== Task prompt ==
Pull every line that holds the word "image" from the entries.

== Data shown ==
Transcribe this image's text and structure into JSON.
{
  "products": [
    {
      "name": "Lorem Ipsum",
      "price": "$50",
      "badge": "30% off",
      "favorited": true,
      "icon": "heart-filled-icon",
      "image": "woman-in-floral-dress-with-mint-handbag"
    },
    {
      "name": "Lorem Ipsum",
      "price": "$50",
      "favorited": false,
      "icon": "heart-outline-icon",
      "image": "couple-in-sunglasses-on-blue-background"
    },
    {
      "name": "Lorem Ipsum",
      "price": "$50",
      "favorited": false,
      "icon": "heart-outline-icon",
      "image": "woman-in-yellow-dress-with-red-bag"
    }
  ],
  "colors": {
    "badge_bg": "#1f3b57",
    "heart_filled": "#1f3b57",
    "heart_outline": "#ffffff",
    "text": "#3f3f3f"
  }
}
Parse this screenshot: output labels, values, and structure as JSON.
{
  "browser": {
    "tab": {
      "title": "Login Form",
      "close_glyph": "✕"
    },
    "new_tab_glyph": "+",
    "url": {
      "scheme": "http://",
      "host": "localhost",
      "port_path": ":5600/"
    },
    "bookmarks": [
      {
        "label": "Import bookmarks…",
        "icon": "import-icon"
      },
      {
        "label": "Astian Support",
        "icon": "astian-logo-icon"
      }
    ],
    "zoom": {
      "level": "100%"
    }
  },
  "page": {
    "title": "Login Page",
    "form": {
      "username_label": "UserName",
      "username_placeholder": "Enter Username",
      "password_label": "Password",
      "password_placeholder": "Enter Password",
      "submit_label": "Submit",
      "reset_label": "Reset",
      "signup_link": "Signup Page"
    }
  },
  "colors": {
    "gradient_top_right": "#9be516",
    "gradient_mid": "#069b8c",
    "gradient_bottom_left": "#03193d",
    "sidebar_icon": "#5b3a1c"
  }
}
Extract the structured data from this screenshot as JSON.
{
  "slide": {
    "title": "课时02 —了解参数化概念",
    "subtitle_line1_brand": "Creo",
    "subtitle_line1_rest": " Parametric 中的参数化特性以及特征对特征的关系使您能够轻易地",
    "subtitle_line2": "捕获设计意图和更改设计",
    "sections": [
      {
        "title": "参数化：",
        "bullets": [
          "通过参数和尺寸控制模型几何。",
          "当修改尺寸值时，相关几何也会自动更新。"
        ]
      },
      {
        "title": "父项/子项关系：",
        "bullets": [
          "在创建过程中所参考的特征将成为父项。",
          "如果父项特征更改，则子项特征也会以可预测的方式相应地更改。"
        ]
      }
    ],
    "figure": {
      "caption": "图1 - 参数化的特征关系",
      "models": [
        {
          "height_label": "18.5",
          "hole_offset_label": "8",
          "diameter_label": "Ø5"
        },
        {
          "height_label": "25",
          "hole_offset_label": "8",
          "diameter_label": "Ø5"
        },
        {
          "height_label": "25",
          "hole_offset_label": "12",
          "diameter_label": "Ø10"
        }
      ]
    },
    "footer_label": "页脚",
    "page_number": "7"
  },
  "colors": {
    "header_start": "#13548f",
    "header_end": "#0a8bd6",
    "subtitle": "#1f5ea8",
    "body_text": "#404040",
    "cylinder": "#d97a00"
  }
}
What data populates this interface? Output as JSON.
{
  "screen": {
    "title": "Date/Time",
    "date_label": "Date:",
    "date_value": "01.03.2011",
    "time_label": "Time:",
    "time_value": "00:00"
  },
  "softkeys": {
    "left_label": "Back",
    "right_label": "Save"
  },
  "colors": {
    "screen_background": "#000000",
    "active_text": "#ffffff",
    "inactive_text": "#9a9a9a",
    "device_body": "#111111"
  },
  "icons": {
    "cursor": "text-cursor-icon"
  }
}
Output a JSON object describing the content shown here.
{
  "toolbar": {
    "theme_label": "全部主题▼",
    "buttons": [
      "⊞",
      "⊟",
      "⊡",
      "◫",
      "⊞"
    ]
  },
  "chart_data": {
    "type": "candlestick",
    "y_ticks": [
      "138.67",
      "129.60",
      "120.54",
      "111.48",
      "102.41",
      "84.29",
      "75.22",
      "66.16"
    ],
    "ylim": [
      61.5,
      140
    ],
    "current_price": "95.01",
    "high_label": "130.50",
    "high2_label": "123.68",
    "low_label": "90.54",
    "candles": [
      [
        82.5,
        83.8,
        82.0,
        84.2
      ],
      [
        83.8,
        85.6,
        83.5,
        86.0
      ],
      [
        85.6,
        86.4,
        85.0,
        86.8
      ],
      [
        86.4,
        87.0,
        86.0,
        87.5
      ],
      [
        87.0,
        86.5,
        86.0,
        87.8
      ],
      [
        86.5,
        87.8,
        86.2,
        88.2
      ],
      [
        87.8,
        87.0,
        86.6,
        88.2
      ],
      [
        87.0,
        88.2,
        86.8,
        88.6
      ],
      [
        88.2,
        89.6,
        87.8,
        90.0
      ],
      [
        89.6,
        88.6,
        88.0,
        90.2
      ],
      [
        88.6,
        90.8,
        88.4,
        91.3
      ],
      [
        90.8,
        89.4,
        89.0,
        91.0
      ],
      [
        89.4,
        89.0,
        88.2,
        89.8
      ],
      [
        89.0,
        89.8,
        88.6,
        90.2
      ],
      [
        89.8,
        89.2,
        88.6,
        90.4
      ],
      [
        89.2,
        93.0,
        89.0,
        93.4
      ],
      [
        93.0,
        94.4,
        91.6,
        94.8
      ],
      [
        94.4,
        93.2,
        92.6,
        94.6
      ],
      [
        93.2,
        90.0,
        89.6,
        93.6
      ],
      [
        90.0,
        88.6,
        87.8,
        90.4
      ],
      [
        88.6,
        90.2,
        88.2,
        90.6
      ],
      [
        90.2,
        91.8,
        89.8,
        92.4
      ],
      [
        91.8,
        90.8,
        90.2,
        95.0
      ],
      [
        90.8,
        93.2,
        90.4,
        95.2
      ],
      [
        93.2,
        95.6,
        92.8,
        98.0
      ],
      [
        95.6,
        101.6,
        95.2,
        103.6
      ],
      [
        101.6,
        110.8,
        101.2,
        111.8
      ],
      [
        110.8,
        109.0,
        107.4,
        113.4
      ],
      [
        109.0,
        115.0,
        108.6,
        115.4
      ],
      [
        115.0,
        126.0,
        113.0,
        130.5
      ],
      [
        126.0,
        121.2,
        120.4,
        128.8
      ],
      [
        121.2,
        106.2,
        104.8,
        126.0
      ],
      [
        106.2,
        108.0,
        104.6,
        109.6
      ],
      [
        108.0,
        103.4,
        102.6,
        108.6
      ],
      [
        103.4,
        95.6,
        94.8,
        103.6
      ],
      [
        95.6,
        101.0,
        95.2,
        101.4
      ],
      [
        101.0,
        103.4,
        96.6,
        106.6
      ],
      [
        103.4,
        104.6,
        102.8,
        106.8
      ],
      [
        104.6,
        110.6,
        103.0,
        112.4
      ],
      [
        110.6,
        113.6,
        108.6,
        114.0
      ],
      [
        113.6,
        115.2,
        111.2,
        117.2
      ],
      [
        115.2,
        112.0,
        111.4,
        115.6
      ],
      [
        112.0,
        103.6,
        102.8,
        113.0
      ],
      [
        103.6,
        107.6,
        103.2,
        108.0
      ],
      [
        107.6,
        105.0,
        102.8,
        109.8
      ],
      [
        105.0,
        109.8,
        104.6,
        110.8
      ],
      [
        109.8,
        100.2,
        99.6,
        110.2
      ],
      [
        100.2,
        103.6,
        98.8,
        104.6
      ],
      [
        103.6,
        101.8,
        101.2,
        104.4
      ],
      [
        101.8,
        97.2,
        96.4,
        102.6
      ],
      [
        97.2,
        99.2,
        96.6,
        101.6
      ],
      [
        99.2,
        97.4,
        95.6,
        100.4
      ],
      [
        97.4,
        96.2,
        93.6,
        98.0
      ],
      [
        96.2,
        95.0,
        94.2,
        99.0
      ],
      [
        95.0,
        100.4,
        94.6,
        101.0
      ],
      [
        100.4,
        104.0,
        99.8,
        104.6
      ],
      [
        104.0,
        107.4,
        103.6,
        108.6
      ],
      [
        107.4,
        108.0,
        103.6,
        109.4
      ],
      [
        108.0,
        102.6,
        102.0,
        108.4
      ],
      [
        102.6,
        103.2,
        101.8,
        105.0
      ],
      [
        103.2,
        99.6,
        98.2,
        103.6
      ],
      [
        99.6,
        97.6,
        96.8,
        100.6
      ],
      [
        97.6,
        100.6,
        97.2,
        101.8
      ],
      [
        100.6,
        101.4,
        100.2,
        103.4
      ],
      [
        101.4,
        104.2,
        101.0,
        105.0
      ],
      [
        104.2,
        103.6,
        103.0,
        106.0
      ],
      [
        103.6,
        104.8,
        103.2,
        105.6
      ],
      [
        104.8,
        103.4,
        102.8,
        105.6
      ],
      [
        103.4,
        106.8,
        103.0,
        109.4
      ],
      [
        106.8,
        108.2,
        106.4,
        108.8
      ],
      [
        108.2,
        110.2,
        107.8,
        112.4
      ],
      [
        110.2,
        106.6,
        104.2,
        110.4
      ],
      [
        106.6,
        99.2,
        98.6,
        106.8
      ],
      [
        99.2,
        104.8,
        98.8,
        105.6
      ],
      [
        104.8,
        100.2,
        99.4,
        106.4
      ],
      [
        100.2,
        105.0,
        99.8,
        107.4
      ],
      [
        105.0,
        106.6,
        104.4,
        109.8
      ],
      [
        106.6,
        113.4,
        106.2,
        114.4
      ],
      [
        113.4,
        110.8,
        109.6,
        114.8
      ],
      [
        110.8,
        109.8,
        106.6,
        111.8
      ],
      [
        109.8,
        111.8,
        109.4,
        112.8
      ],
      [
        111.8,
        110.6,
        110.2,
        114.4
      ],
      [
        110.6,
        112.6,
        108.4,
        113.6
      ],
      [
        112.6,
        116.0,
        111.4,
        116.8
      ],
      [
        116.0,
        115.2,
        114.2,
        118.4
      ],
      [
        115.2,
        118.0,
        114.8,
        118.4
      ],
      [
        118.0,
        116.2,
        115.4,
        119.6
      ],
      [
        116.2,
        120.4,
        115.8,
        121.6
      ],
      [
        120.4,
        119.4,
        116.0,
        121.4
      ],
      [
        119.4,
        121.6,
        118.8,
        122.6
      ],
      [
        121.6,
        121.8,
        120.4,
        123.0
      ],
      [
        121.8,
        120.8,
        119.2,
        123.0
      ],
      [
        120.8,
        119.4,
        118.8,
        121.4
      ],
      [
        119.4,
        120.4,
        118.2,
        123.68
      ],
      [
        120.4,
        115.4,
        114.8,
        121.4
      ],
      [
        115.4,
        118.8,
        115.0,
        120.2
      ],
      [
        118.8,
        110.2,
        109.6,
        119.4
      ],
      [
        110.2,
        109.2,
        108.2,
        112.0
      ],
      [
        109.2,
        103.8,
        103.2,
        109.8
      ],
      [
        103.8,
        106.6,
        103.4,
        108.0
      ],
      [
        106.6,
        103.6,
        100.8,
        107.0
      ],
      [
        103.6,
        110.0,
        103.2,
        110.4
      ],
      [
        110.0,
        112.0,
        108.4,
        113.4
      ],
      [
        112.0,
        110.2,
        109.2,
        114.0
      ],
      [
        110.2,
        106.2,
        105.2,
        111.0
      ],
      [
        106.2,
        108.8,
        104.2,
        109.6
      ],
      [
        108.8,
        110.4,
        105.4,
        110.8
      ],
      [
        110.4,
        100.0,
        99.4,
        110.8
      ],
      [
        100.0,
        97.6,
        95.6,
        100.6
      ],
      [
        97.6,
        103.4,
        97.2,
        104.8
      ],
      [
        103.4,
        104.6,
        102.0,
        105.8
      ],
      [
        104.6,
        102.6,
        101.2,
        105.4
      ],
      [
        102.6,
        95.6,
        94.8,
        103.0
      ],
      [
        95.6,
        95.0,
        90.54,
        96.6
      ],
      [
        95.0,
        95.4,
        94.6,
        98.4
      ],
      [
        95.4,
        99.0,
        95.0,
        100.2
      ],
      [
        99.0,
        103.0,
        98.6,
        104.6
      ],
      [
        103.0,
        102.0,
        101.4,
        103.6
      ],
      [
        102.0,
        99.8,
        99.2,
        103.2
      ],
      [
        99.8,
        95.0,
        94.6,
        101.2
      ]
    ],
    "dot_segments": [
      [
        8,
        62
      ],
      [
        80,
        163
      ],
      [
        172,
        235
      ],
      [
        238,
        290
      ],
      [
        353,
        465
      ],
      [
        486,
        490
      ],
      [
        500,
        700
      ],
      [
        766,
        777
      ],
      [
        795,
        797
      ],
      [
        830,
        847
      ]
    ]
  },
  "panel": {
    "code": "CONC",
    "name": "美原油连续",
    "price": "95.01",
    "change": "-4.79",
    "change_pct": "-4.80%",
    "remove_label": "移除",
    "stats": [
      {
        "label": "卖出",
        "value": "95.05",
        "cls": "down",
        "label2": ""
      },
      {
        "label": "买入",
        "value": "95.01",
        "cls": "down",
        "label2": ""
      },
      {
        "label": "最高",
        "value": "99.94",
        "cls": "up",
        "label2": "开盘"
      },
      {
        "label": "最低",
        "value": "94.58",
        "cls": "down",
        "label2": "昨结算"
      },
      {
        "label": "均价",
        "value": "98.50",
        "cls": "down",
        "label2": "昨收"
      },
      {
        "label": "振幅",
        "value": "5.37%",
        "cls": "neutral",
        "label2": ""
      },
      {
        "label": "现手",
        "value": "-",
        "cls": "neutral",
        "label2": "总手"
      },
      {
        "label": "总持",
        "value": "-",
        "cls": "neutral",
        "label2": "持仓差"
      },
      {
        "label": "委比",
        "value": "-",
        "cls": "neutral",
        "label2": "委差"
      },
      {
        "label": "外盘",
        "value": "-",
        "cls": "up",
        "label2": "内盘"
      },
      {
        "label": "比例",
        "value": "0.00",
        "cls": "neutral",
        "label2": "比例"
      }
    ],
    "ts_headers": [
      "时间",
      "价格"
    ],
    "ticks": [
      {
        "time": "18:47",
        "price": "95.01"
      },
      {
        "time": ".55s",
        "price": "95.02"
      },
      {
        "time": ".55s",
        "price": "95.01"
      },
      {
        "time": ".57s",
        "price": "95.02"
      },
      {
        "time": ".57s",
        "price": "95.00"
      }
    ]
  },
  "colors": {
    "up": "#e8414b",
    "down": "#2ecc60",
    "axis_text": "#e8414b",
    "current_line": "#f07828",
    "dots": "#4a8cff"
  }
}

== Response area ==
Transcribe this image's text and structure into JSON.
      "image": "woman-in-floral-dress-with-mint-handbag"
      "image": "couple-in-sunglasses-on-blue-background"
      "image": "woman-in-yellow-dress-with-red-bag"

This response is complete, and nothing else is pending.